I’ve been reading a lot of food-focused manga and comics recently. Maybe I’m just a hungry person? I do like food, but really, while these manga and comics share the culinary theme they span some wildly different story-telling territory; from D&D-esque dungeon crawlers, to queer slice-of-life stories, to cooking competitions. Some of these stories even include actual recipes (though a few use fictional ingredients).
Delicious in Dungeon by Ryoko Kui
Follow a band of adventurers as they attempt to rescue a party-member from the dungeon’s infamous red dragon, but not before killing and cooking up other monsters along the way. You can try to make these recipes at home, but you’ll have a difficult time finding all of the ingredients…
Get Jiro! by Anthony Bourdain Continue reading “Food Comics and Manga”
In early 2017, acclaimed author Rick Riordan, of Percy Jackson fame, announced he would be leading an imprint from Disney, with the goal of publishing “great books by middle grade authors from underrepresented cultures and backgrounds, to let them tell their own stories inspired by the mythology and folklore of their own heritage.”
He had been constantly asked by fans of Percy Jackson or the Kane Chronicles, “Will you ever write about Hindu mythology? What about Native American? What about Chinese?” Riordan could have easily written books about those topics, but instead decided to use his privilege to lift up the voices of those he could have just as easily overshadowed. Rick Riordan Presents leverages his position and experience to help put a spotlight on writers “who are actually from those cultures and know the mythologies better than I do. Let them tell their own stories, and I would do whatever I could to help those books find a wide audience.”

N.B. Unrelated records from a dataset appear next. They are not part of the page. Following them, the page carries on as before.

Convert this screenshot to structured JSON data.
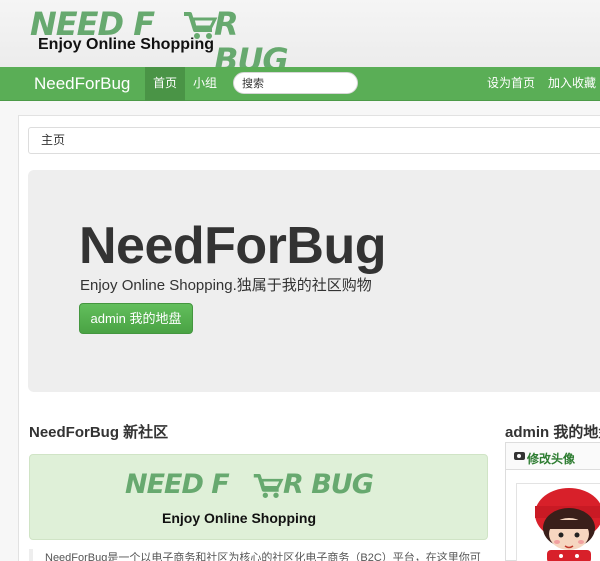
{
  "header": {
    "logo_text": "NEED FOR BUG",
    "logo_parts": [
      "NEED F",
      "R BUG"
    ],
    "tagline": "Enjoy Online Shopping"
  },
  "navbar": {
    "brand": "NeedForBug",
    "items": [
      {
        "label": "首页",
        "active": true
      },
      {
        "label": "小组",
        "active": false
      }
    ],
    "search_value": "搜索",
    "right_links": [
      "设为首页",
      "加入收藏"
    ]
  },
  "breadcrumb": "主页",
  "jumbotron": {
    "title": "NeedForBug",
    "subtitle": "Enjoy Online Shopping.独属于我的社区购物",
    "button": "admin 我的地盘"
  },
  "community": {
    "title": "NeedForBug 新社区",
    "logo_text": "NEED FOR BUG",
    "logo_parts": [
      "NEED F",
      "R BUG"
    ],
    "tagline": "Enjoy Online Shopping",
    "description": "NeedForBug是一个以电子商务和社区为核心的社区化电子商务（B2C）平台，在这里你可"
  },
  "sidebar": {
    "title": "admin 我的地盘",
    "edit_avatar": "修改头像"
  },
  "colors": {
    "brand_green": "#5aae56",
    "logo_green": "#67a96f",
    "panel_green": "#dff0d8"
  }
}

Thus far, two books have been released:
Aru Shah and the End of Time by Roshani Chokshi
Twelve-year-old Aru Shah lives with her archaeologist mom at the Museum of Ancient Indian Art and Culture in Atlanta. She hangs out in Spider-Man pjs, dreams of spending more time with her always-traveling mom, and really wants to impress her private school classmates. After lighting a supposedly cursed lamp in the museum, Aru frees an ancient demon whose job is to awaken the God of Destruction. People start freezing in place, and things don’t look great for Aru. Clearly in over her head, Aru must locate the other reincarnations of the legendary Pandava brothers, journey into the Kingdom of Death (& Costco), acquire some magical weapons, and eventually save the world! Continue reading “Rick Riordan Presents”
Hispanic Heritage month, running from September 15 to October 15, is an annual celebration of the rich cultures and traditions of people living in the United States who trace their ancestry to Spain, Mexico, the Caribbean, Central America and South America. There has been a very welcome increase in books written by and for the Latinx community in the past several years, which is helping to fill a long-standing publishing gap. Here are a few of our recent favorites:

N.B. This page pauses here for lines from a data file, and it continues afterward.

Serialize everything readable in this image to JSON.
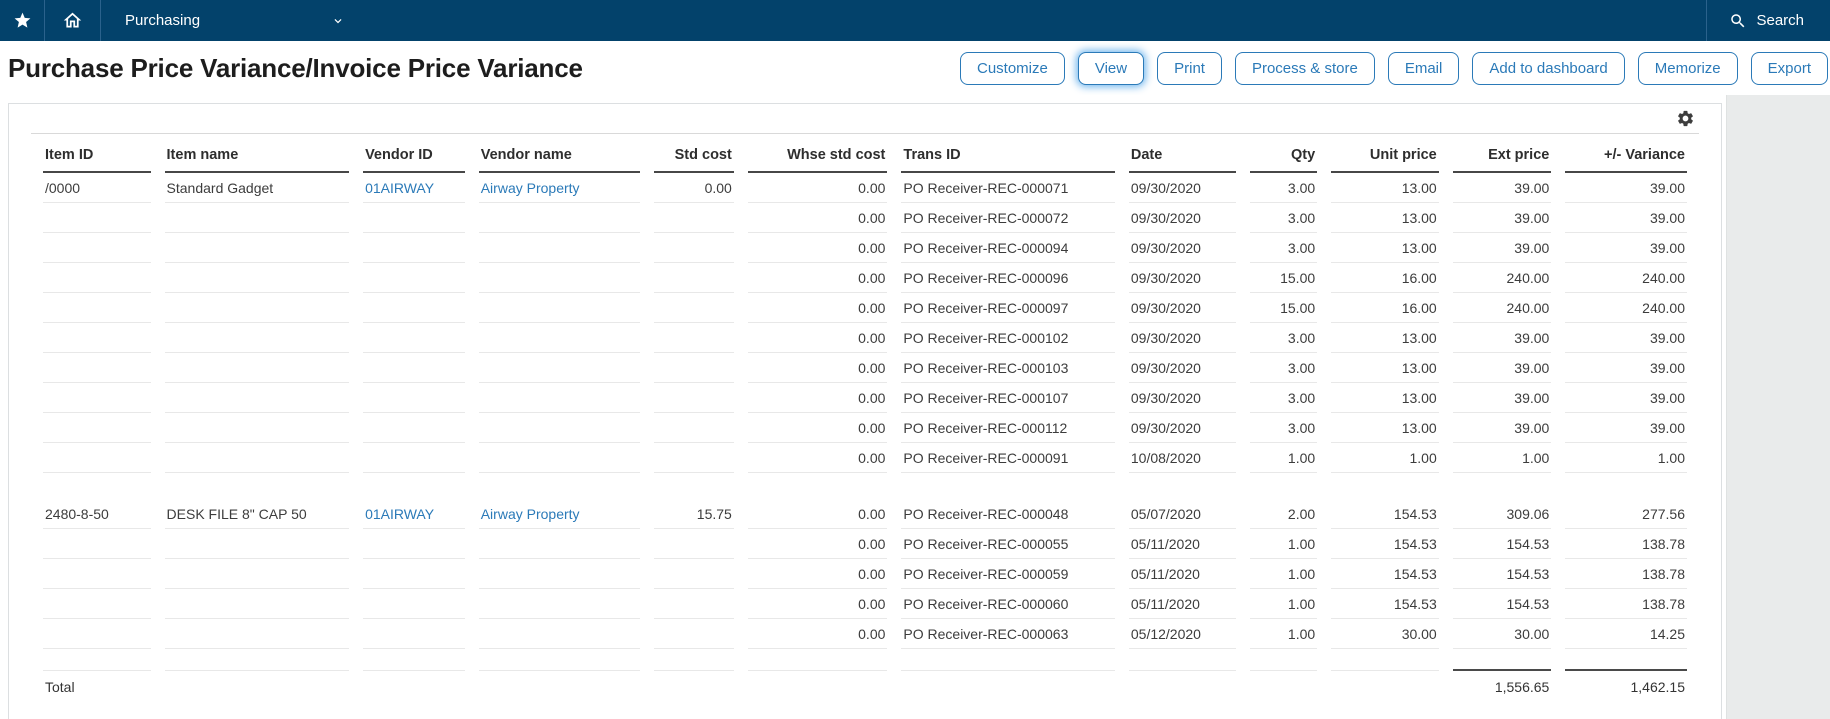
{
  "nav": {
    "menu_label": "Purchasing",
    "search_label": "Search",
    "icons": [
      "star-icon",
      "home-icon",
      "chevron-down-icon",
      "magnifier-icon"
    ]
  },
  "page": {
    "title": "Purchase Price Variance/Invoice Price Variance"
  },
  "toolbar": {
    "buttons": [
      {
        "label": "Customize"
      },
      {
        "label": "View",
        "focused": true
      },
      {
        "label": "Print"
      },
      {
        "label": "Process & store"
      },
      {
        "label": "Email"
      },
      {
        "label": "Add to dashboard"
      },
      {
        "label": "Memorize"
      },
      {
        "label": "Export"
      }
    ]
  },
  "card": {
    "settings_icon": "gear-icon"
  },
  "report": {
    "columns": [
      {
        "label": "Item ID",
        "align": "left"
      },
      {
        "label": "Item name",
        "align": "left"
      },
      {
        "label": "Vendor ID",
        "align": "left"
      },
      {
        "label": "Vendor name",
        "align": "left"
      },
      {
        "label": "Std cost",
        "align": "right"
      },
      {
        "label": "Whse std cost",
        "align": "right"
      },
      {
        "label": "Trans ID",
        "align": "left"
      },
      {
        "label": "Date",
        "align": "left"
      },
      {
        "label": "Qty",
        "align": "right"
      },
      {
        "label": "Unit price",
        "align": "right"
      },
      {
        "label": "Ext price",
        "align": "right"
      },
      {
        "label": "+/- Variance",
        "align": "right"
      }
    ],
    "groups": [
      {
        "item_id": "/0000",
        "item_name": "Standard Gadget",
        "vendor_id": "01AIRWAY",
        "vendor_name": "Airway Property",
        "std_cost": "0.00",
        "rows": [
          {
            "whse_std_cost": "0.00",
            "trans_id": "PO Receiver-REC-000071",
            "date": "09/30/2020",
            "qty": "3.00",
            "unit_price": "13.00",
            "ext_price": "39.00",
            "variance": "39.00"
          },
          {
            "whse_std_cost": "0.00",
            "trans_id": "PO Receiver-REC-000072",
            "date": "09/30/2020",
            "qty": "3.00",
            "unit_price": "13.00",
            "ext_price": "39.00",
            "variance": "39.00"
          },
          {
            "whse_std_cost": "0.00",
            "trans_id": "PO Receiver-REC-000094",
            "date": "09/30/2020",
            "qty": "3.00",
            "unit_price": "13.00",
            "ext_price": "39.00",
            "variance": "39.00"
          },
          {
            "whse_std_cost": "0.00",
            "trans_id": "PO Receiver-REC-000096",
            "date": "09/30/2020",
            "qty": "15.00",
            "unit_price": "16.00",
            "ext_price": "240.00",
            "variance": "240.00"
          },
          {
            "whse_std_cost": "0.00",
            "trans_id": "PO Receiver-REC-000097",
            "date": "09/30/2020",
            "qty": "15.00",
            "unit_price": "16.00",
            "ext_price": "240.00",
            "variance": "240.00"
          },
          {
            "whse_std_cost": "0.00",
            "trans_id": "PO Receiver-REC-000102",
            "date": "09/30/2020",
            "qty": "3.00",
            "unit_price": "13.00",
            "ext_price": "39.00",
            "variance": "39.00"
          },
          {
            "whse_std_cost": "0.00",
            "trans_id": "PO Receiver-REC-000103",
            "date": "09/30/2020",
            "qty": "3.00",
            "unit_price": "13.00",
            "ext_price": "39.00",
            "variance": "39.00"
          },
          {
            "whse_std_cost": "0.00",
            "trans_id": "PO Receiver-REC-000107",
            "date": "09/30/2020",
            "qty": "3.00",
            "unit_price": "13.00",
            "ext_price": "39.00",
            "variance": "39.00"
          },
          {
            "whse_std_cost": "0.00",
            "trans_id": "PO Receiver-REC-000112",
            "date": "09/30/2020",
            "qty": "3.00",
            "unit_price": "13.00",
            "ext_price": "39.00",
            "variance": "39.00"
          },
          {
            "whse_std_cost": "0.00",
            "trans_id": "PO Receiver-REC-000091",
            "date": "10/08/2020",
            "qty": "1.00",
            "unit_price": "1.00",
            "ext_price": "1.00",
            "variance": "1.00"
          }
        ]
      },
      {
        "item_id": "2480-8-50",
        "item_name": "DESK FILE 8\" CAP 50",
        "vendor_id": "01AIRWAY",
        "vendor_name": "Airway Property",
        "std_cost": "15.75",
        "rows": [
          {
            "whse_std_cost": "0.00",
            "trans_id": "PO Receiver-REC-000048",
            "date": "05/07/2020",
            "qty": "2.00",
            "unit_price": "154.53",
            "ext_price": "309.06",
            "variance": "277.56"
          },
          {
            "whse_std_cost": "0.00",
            "trans_id": "PO Receiver-REC-000055",
            "date": "05/11/2020",
            "qty": "1.00",
            "unit_price": "154.53",
            "ext_price": "154.53",
            "variance": "138.78"
          },
          {
            "whse_std_cost": "0.00",
            "trans_id": "PO Receiver-REC-000059",
            "date": "05/11/2020",
            "qty": "1.00",
            "unit_price": "154.53",
            "ext_price": "154.53",
            "variance": "138.78"
          },
          {
            "whse_std_cost": "0.00",
            "trans_id": "PO Receiver-REC-000060",
            "date": "05/11/2020",
            "qty": "1.00",
            "unit_price": "154.53",
            "ext_price": "154.53",
            "variance": "138.78"
          },
          {
            "whse_std_cost": "0.00",
            "trans_id": "PO Receiver-REC-000063",
            "date": "05/12/2020",
            "qty": "1.00",
            "unit_price": "30.00",
            "ext_price": "30.00",
            "variance": "14.25"
          }
        ]
      }
    ],
    "total": {
      "label": "Total",
      "ext_price": "1,556.65",
      "variance": "1,462.15"
    }
  },
  "colors": {
    "nav_bg": "#03426b",
    "accent_blue": "#2b7ab8",
    "page_gray": "#e9ebeb",
    "header_rule": "#474747",
    "row_rule": "#e8e8e8"
  }
}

In Dreamers author Yuyi Morales recounts her experience moving from Mexico to the United States with her young son. It was on one hand a typical journey as they navigate a new city and learn English, but unusual in that Morales gives equal attention to how being bilingual also shaped and enhanced their creative journey. Mexican motifs and Spanish words are integrated into the inviting pages of this inspirational story. For ages 4-8. Continue reading “Celebrate Hispanic Heritage Month with Books for Children and Teens by Latinx Authors”
It’s always exciting to discover new books and authors and, as usual, some of the freshest voices can be found in young adult publishing. Here are three debut titles that have quickly become librarian favorites around here.

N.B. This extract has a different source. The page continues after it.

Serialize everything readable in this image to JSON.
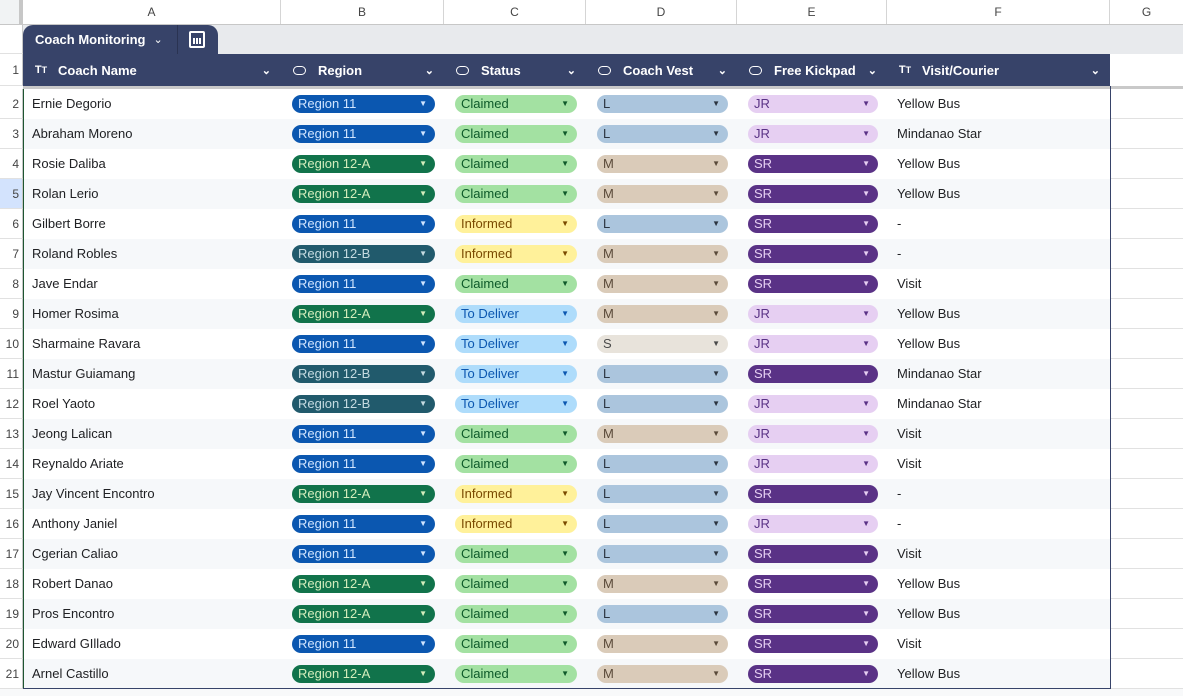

Melissa Albert writes with an authority that belies her status as a first-time author in the deliciously creepy The Hazel Wood. Bad luck has followed Alice every one of her 17 years and no matter how many times she and her mother, Ella, move to a new town, disaster always catches up. When Alice’s grandmother, the reclusive author of the cult fairy-tale classic Tales of the Hinterland, dies it seems their luck has finally turned. But bad things continue to lurk around the edges of their lives and it isn’t long before Ella goes missing. All signs of the abduction point to the The Hazel Wood, her grandmother’s rundown impenetrable estate. Dark, eerie, and deeply atmospheric, author Melissa Albert mines the darker side of fairy tales in this unsettling Continue reading “New Voices in Young Adult Literature”
The nominations for the 2018 Will Eisner Comic Industry Awards were announced on April 26th, with the awards to be presented July 20th at Comic-Con International in San Diego. The awards, presented annually since 1988, after the discontinuation of the Jack Kirby Award, are the most well-known honor in American comics. The nominations span 31 categories in 2018, from best writer, artist, inker, and colorist to best archival collection, publication for early readers (up to age 8), and comics-related book. Here are just a few of the nominees available at the Seattle Public Library.
Arthur and the Golden Rope by Joe Todd-Stanton
Nominated for Best Publication for Early Readers (up to age 8), this adventure story, drawn in a style reminiscent of Kate Beaton or Noelle Stevenson, with rich colors, follows Icelandic boy Arthur as he is drawn into Norse myth in attempts to stop the great wolf Fenrir from destroying the world as part of Ragnarok. Continue reading “Eisner Awards for Comics 2018”